Currently, SRS has office, storage and woodworking space set up in the building with high hopes for it all. We’re in the process of updating the building with a fresh coat of paint, an accessible bathroom, and fire rating portions of the space. With an approved site plan in place we can also begin working on site improvements like removing the green fence, sidewalk, curb & gutter and doing landscap-ing improvements. The first course of action is to remove the green fence along 12th St. Portions of the fence will be re-purposed for the buffer yard fence between our indus-trial space and the residential lots to the east. As part of the redevelopment of the property, nine residential lots were created along 12th Street. Once the infrastructure is de-signed and installed, we can start selling the lots for resi-dential development. It took a year to get where we’re at now, and the process from here on out will be lengthy as well. When it’s all finished, we feel it will be a great asset to the neighborhood.

Other major things that will happen as part of the site plan are demolishing the two small out-buildings to the north of the shop and the addition of a sawmill in the shop yard. SRS has a stockpile of harvested logs from around town which will be milled into boards and used in its projects. We also hope to make local hardwoods more accessible to people in town by having milled and surfaced lumber available for sale on site.

When the crew isn’t around the shop, you can find them at their many current projects going on in the Eastside. If you really want to see what we’re up to, you should stop by the shop and get a first hand glimpse.”

City Offers Free Repairs to Help Manage Stormwater

The Lawrence Waste Water Treatment Plant on the Kan-sas River has an average daily capacity of 12.5 million gal-lons. But when there’s a heavy rainfall, water enters the sanitary sewers in many places, increasing the flow into the treatment plant to a point of overload. This causes problems of extra pumping energy and extra chemicals that cost taxpayers more, and also possible overflow of untreated sewage into the Kansas River.

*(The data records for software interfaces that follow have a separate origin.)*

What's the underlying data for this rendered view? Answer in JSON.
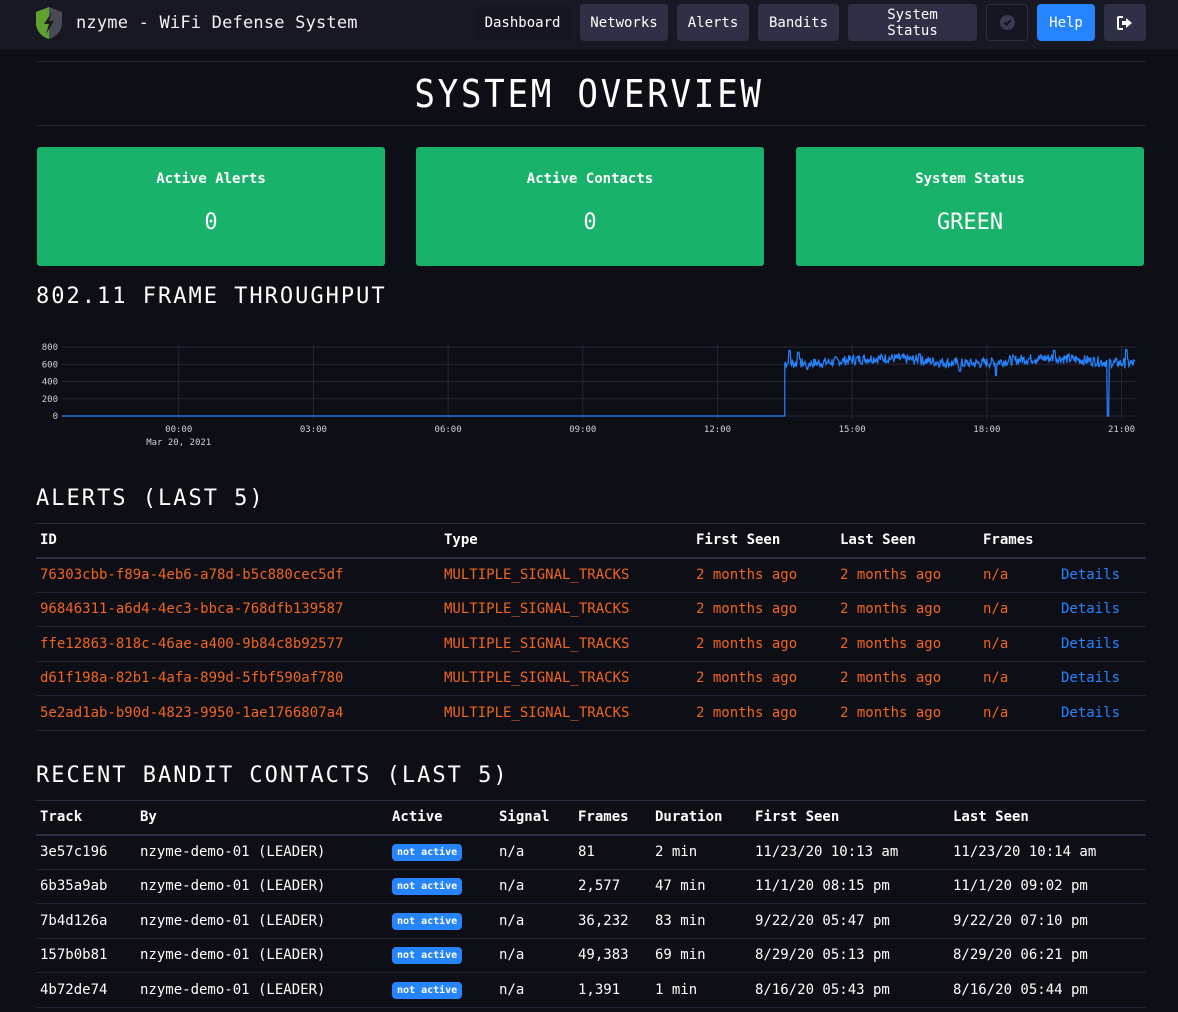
{
  "app": {
    "title": "nzyme - WiFi Defense System",
    "logo_icon": "shield-bolt-icon"
  },
  "nav": {
    "items": [
      {
        "label": "Dashboard",
        "active": true
      },
      {
        "label": "Networks"
      },
      {
        "label": "Alerts"
      },
      {
        "label": "Bandits"
      },
      {
        "label": "System Status"
      }
    ],
    "status_icon": "check-circle-icon",
    "help_label": "Help",
    "logout_icon": "sign-out-icon"
  },
  "page": {
    "title": "SYSTEM OVERVIEW"
  },
  "cards": [
    {
      "title": "Active Alerts",
      "value": "0"
    },
    {
      "title": "Active Contacts",
      "value": "0"
    },
    {
      "title": "System Status",
      "value": "GREEN"
    }
  ],
  "colors": {
    "card_green": "#19b26b",
    "accent_blue": "#2684ff",
    "alert_orange": "#f0651f",
    "background": "#0e0e17",
    "navbar": "#181825"
  },
  "throughput": {
    "title": "802.11 FRAME THROUGHPUT"
  },
  "chart_data": {
    "type": "line",
    "title": "802.11 FRAME THROUGHPUT",
    "xlabel": "",
    "ylabel": "",
    "ylim": [
      0,
      800
    ],
    "yticks": [
      "0",
      "200",
      "400",
      "600",
      "800"
    ],
    "xticks": [
      "00:00",
      "03:00",
      "06:00",
      "09:00",
      "12:00",
      "15:00",
      "18:00",
      "21:00"
    ],
    "xtick_sublabel": "Mar 20, 2021",
    "x_range_hours": [
      -2.6,
      21.3
    ],
    "grid": true,
    "legend": "none",
    "series": [
      {
        "name": "frames",
        "color": "#2684ff",
        "segments": [
          {
            "from_h": -2.6,
            "to_h": 13.5,
            "value": 0
          },
          {
            "from_h": 13.5,
            "to_h": 21.3,
            "mean": 640,
            "noise": 60,
            "peaks": [
              [
                13.6,
                760
              ],
              [
                13.8,
                740
              ],
              [
                16.5,
                720
              ],
              [
                19.5,
                760
              ],
              [
                21.1,
                770
              ]
            ],
            "dips": [
              [
                14.0,
                540
              ],
              [
                17.4,
                520
              ],
              [
                18.2,
                470
              ],
              [
                20.7,
                0
              ]
            ]
          }
        ]
      }
    ]
  },
  "alerts": {
    "title": "ALERTS (LAST 5)",
    "columns": [
      "ID",
      "Type",
      "First Seen",
      "Last Seen",
      "Frames",
      ""
    ],
    "rows": [
      {
        "id": "76303cbb-f89a-4eb6-a78d-b5c880cec5df",
        "type": "MULTIPLE_SIGNAL_TRACKS",
        "first_seen": "2 months ago",
        "last_seen": "2 months ago",
        "frames": "n/a",
        "link": "Details"
      },
      {
        "id": "96846311-a6d4-4ec3-bbca-768dfb139587",
        "type": "MULTIPLE_SIGNAL_TRACKS",
        "first_seen": "2 months ago",
        "last_seen": "2 months ago",
        "frames": "n/a",
        "link": "Details"
      },
      {
        "id": "ffe12863-818c-46ae-a400-9b84c8b92577",
        "type": "MULTIPLE_SIGNAL_TRACKS",
        "first_seen": "2 months ago",
        "last_seen": "2 months ago",
        "frames": "n/a",
        "link": "Details"
      },
      {
        "id": "d61f198a-82b1-4afa-899d-5fbf590af780",
        "type": "MULTIPLE_SIGNAL_TRACKS",
        "first_seen": "2 months ago",
        "last_seen": "2 months ago",
        "frames": "n/a",
        "link": "Details"
      },
      {
        "id": "5e2ad1ab-b90d-4823-9950-1ae1766807a4",
        "type": "MULTIPLE_SIGNAL_TRACKS",
        "first_seen": "2 months ago",
        "last_seen": "2 months ago",
        "frames": "n/a",
        "link": "Details"
      }
    ]
  },
  "bandits": {
    "title": "RECENT BANDIT CONTACTS (LAST 5)",
    "columns": [
      "Track",
      "By",
      "Active",
      "Signal",
      "Frames",
      "Duration",
      "First Seen",
      "Last Seen"
    ],
    "rows": [
      {
        "track": "3e57c196",
        "by": "nzyme-demo-01 (LEADER)",
        "active": "not active",
        "signal": "n/a",
        "frames": "81",
        "duration": "2 min",
        "first_seen": "11/23/20 10:13 am",
        "last_seen": "11/23/20 10:14 am"
      },
      {
        "track": "6b35a9ab",
        "by": "nzyme-demo-01 (LEADER)",
        "active": "not active",
        "signal": "n/a",
        "frames": "2,577",
        "duration": "47 min",
        "first_seen": "11/1/20 08:15 pm",
        "last_seen": "11/1/20 09:02 pm"
      },
      {
        "track": "7b4d126a",
        "by": "nzyme-demo-01 (LEADER)",
        "active": "not active",
        "signal": "n/a",
        "frames": "36,232",
        "duration": "83 min",
        "first_seen": "9/22/20 05:47 pm",
        "last_seen": "9/22/20 07:10 pm"
      },
      {
        "track": "157b0b81",
        "by": "nzyme-demo-01 (LEADER)",
        "active": "not active",
        "signal": "n/a",
        "frames": "49,383",
        "duration": "69 min",
        "first_seen": "8/29/20 05:13 pm",
        "last_seen": "8/29/20 06:21 pm"
      },
      {
        "track": "4b72de74",
        "by": "nzyme-demo-01 (LEADER)",
        "active": "not active",
        "signal": "n/a",
        "frames": "1,391",
        "duration": "1 min",
        "first_seen": "8/16/20 05:43 pm",
        "last_seen": "8/16/20 05:44 pm"
      }
    ]
  }
}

The City has two options – either build a very expensive larger treatment plant and larger sewers or reduce the rainwater infiltration into the pipes. They have chosen to reduce the infiltration.

Lawrence has already sealed the inside of many sewer pipes, which did help the problem. The next phase is the eight year “Eco-flow Rapid Rainwater Reduction Pro-gram.” The City wants to locate where rainwater from downspouts, sump pumps, floor drains, exterior drains, damaged sewer cleanouts, and other similar places may be infiltrating the sanitary sewers. They are starting with an area which includes the Brook Creek Neighborhood. They will be evaluating many properties, both residential and commercial. It’s a voluntary program, and they hope folks will be willing to participate.

A hired contractor, Trekk Design Group, will be contacting selected properties to set up an appointment for an evalua-tion. If any incorrect discharges are found, the City will pay for any repairs, including both materials and labor. Landlords must give tenants a three-day notice of an in-side evaluation, and tenants may make the appointment themselves. Property owners have the option to select a plumber to do the repairs from a list provided by the City. For more information, call the City at 832-7800 or visit –